However, when conducting simulation studies with a larger number of bootstrap replicates or when you want a fast response time, I hope that you will be happier with fbroc. In fact, one main motivation was the embedding of fbroc in a Shiny app, which doesn`t force the user to wait a few minutes after uploading data. My own implementation is already hosted here on my Shiny server.

For information on how to start using fbroc in your R scripts, please go here.

Benchmark

A short R-script will serve nicely to demonstrate the performance of fbroc relative to pROC and boot.

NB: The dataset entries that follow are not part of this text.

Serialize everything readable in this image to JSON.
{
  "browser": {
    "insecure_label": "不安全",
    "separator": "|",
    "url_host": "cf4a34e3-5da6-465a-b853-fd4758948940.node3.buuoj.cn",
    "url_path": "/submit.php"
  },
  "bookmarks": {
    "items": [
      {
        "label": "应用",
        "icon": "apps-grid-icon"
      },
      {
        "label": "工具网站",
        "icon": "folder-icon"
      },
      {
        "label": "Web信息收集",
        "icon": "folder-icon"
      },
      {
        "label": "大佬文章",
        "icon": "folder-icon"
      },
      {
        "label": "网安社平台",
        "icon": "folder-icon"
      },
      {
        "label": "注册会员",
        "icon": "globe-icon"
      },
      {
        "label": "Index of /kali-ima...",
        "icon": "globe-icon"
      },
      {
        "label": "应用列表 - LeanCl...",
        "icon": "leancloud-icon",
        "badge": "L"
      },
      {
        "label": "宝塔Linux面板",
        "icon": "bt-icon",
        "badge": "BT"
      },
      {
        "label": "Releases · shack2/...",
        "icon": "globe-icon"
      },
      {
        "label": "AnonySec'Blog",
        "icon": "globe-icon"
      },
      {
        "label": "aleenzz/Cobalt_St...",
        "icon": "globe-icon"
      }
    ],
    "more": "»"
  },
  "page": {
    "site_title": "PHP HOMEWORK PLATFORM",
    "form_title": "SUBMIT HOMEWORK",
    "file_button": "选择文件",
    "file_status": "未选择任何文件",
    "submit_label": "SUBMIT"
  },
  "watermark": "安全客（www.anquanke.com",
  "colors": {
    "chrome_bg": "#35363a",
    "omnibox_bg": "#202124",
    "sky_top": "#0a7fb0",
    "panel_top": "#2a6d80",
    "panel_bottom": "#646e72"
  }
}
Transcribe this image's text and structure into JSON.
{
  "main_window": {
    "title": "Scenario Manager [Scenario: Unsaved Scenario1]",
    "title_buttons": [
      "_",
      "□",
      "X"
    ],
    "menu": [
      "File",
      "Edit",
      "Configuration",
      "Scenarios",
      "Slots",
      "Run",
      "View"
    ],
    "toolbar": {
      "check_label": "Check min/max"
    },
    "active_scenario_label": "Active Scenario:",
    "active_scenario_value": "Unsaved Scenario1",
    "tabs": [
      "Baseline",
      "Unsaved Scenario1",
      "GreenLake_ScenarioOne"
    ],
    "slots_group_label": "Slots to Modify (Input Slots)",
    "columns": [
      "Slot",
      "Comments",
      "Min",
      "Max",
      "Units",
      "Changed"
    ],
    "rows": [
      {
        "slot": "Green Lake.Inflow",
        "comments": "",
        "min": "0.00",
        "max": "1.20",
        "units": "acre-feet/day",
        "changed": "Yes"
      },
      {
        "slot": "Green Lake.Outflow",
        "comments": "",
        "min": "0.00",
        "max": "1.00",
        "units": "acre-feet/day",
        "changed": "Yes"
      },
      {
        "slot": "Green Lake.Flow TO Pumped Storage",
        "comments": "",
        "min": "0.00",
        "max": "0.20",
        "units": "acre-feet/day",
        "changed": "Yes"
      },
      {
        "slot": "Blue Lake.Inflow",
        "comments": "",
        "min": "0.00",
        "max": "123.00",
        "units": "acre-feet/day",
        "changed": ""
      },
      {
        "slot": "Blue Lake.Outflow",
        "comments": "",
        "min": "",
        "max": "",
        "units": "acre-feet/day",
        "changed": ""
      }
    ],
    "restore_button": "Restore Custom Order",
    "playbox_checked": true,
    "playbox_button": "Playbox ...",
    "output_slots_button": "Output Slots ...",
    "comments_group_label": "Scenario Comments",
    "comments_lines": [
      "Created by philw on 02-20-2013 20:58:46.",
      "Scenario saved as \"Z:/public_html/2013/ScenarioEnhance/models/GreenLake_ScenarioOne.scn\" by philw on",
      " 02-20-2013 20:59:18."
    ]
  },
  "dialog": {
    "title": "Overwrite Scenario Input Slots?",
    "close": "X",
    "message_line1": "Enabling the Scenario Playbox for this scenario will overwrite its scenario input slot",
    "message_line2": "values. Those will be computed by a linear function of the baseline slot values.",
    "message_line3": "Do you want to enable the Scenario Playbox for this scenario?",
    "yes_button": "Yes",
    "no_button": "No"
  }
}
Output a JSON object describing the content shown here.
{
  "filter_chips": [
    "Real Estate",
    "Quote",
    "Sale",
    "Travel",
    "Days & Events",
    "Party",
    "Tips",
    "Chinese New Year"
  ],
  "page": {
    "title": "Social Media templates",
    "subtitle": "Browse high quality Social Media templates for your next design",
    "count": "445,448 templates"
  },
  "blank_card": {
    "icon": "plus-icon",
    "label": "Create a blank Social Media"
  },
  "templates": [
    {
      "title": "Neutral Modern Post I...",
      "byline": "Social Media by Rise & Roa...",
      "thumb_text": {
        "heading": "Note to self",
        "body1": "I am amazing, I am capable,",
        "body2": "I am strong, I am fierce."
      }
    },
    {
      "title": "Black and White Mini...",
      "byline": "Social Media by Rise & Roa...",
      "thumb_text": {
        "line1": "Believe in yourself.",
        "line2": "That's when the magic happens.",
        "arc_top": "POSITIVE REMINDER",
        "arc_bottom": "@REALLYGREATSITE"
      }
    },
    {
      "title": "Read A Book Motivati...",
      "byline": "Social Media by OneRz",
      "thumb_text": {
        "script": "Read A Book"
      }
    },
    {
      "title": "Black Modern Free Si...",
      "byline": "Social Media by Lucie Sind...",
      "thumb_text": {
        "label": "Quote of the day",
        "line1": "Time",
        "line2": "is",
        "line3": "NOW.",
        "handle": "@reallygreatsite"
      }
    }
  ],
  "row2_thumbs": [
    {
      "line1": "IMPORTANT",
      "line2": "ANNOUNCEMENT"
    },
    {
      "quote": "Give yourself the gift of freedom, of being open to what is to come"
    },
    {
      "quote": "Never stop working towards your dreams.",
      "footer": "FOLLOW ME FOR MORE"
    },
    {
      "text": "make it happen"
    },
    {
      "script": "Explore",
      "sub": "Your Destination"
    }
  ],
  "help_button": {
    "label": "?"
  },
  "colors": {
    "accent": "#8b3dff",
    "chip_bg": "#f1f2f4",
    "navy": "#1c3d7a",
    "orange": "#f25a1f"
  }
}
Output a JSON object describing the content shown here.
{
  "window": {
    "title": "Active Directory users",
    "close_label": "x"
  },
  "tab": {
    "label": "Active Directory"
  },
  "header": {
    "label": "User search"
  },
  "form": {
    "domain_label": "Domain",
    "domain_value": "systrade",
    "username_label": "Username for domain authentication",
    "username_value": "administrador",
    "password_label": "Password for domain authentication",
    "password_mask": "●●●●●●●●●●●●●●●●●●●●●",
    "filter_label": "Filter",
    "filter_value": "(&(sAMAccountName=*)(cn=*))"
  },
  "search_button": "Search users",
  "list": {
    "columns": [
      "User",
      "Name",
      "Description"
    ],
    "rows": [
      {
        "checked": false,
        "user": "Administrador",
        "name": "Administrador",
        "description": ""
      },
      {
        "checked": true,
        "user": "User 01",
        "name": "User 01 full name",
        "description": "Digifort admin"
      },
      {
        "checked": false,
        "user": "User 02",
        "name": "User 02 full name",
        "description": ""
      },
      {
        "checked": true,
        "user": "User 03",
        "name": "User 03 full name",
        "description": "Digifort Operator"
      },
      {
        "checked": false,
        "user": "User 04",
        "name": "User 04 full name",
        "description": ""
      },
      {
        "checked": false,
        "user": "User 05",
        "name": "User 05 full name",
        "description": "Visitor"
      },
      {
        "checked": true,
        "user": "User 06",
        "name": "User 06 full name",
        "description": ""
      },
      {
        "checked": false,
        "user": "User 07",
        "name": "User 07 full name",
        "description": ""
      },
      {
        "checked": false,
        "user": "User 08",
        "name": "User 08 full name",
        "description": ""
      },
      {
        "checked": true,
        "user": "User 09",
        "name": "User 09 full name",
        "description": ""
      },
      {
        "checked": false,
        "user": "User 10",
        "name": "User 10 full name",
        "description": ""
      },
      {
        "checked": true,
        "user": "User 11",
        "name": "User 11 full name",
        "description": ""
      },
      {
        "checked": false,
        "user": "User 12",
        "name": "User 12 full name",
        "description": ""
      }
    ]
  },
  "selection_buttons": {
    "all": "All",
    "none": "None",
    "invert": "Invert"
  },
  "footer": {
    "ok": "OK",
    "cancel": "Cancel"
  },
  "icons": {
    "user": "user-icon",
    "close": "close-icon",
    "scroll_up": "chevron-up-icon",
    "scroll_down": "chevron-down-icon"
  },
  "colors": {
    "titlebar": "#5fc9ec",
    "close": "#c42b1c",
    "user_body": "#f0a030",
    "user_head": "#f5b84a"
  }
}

require(fbroc)
require(pROC)
require(boot)
require(ROCR)
require(ggplot2)

roc.stat <- function(x, index, true.class) {
  performance(prediction(x[index], true.class[index]), "auc")@y.values[[1]]
}

boot.with.ROCR <- function(x, y) {
  boot.ci(boot(data = x, statistic = roc.stat, R = 1000,
               strata = y, true.class = y), type = "perc")
}

n.seq <- c(5:25, seq(30, 50, 5), 65, 75, 100, 130, 150, 175, 250, 375, 500, 750, 
          1000, 1250, 1500, 2000, 2500, 3000, 4000, 5000)
length.seq <- length(n.seq)

time.fbroc <- time.pROC1 <- time.pROC2 <- time.pROC3 <- 
              time.boot.ROCR <- rep(0, length.seq)

for (i in 1:length.seq) {
  n <- n.seq[i]  # samples per group
  y <- rep(c(TRUE, FALSE), each = n)
  x <- rnorm(2*n) + 1.5 * y
  time.fbroc[i] <- system.time(perf.roc(boot.roc(x, y, n.boot = 1000), "auc"))[3]
  time.pROC1[i] <- system.time(ci.auc(roc(y, x, algorithm = 1), method = "bootstrap", 
                                      boot.n = 1000, progress = "none"))[3]
  time.pROC2[i] <- system.time(ci.auc(roc(y, x, algorithm = 2), method = "bootstrap", 
                                      boot.n = 1000, progress = "none"))[3]
  time.pROC3[i] <- system.time(ci.auc(roc(y, x, algorithm = 3), method = "bootstrap", 
                                      boot.n = 1000, progress = "none"))[3]
  time.boot.ROCR[i] <- system.time(boot.with.ROCR(x, y))[3]
}
fbroc outperforms all other options by at least one order of magnitude

Log-log plot showing a benchmark of the calculation time for pROC, ROCR and fbroc given different sample sizes.

Note that with low n overhead is the dominant factor for fbroc, ROCR and pROC algorithm 3. Good asymptotic behavior is demonstrated by fbroc, ROCR and pROC algorithm 2.

One nice feature of fbroc is that it is consistently better by at least one order of magnitude, while the relative performance of the other methods depend on sample size.

I will write more about the algorithm used by fbroc in the future, but it basically comes down to using an algorithm scaling linearly with the number of observations and implementing it efficiently in C++ via the package Rcpp.

Current features and future development

At the moment fbroc offers only a rather limited number of features:

  • Very fast bootstrapping of ROC curves.
  • Visualization of confidence regions for the ROC curve.
  • Analysis of the AUC including confidence intervals.

I will expand the scope of fbroc in the future and am already working on the next version which should hopefully be out early next month. However, I wanted to have the first version including the fast C++ algorithm on CRAN as quickly as possible as I consider it the core feature of the package.

My long-term vision for fbroc includes:

  • Paired ROC curve analysis
  • Power calculations
  • Cutoff optimization
  • Additional performance metrics (e.g. partial AUC)
  • Low-memory mode

Bold bullet points are slated to be included in the next release.

The Shiny application built on top of fbroc will also be updated to support and implement the new features offered in future releases.

In the next weeks, I will also write a series of posts that will go into more detail about ROC curves and the algorithm implemented in fbroc.

Closing note

Since this is also my first post on this page, I will be especially grateful for any comments and suggestions on how to improve my writing style.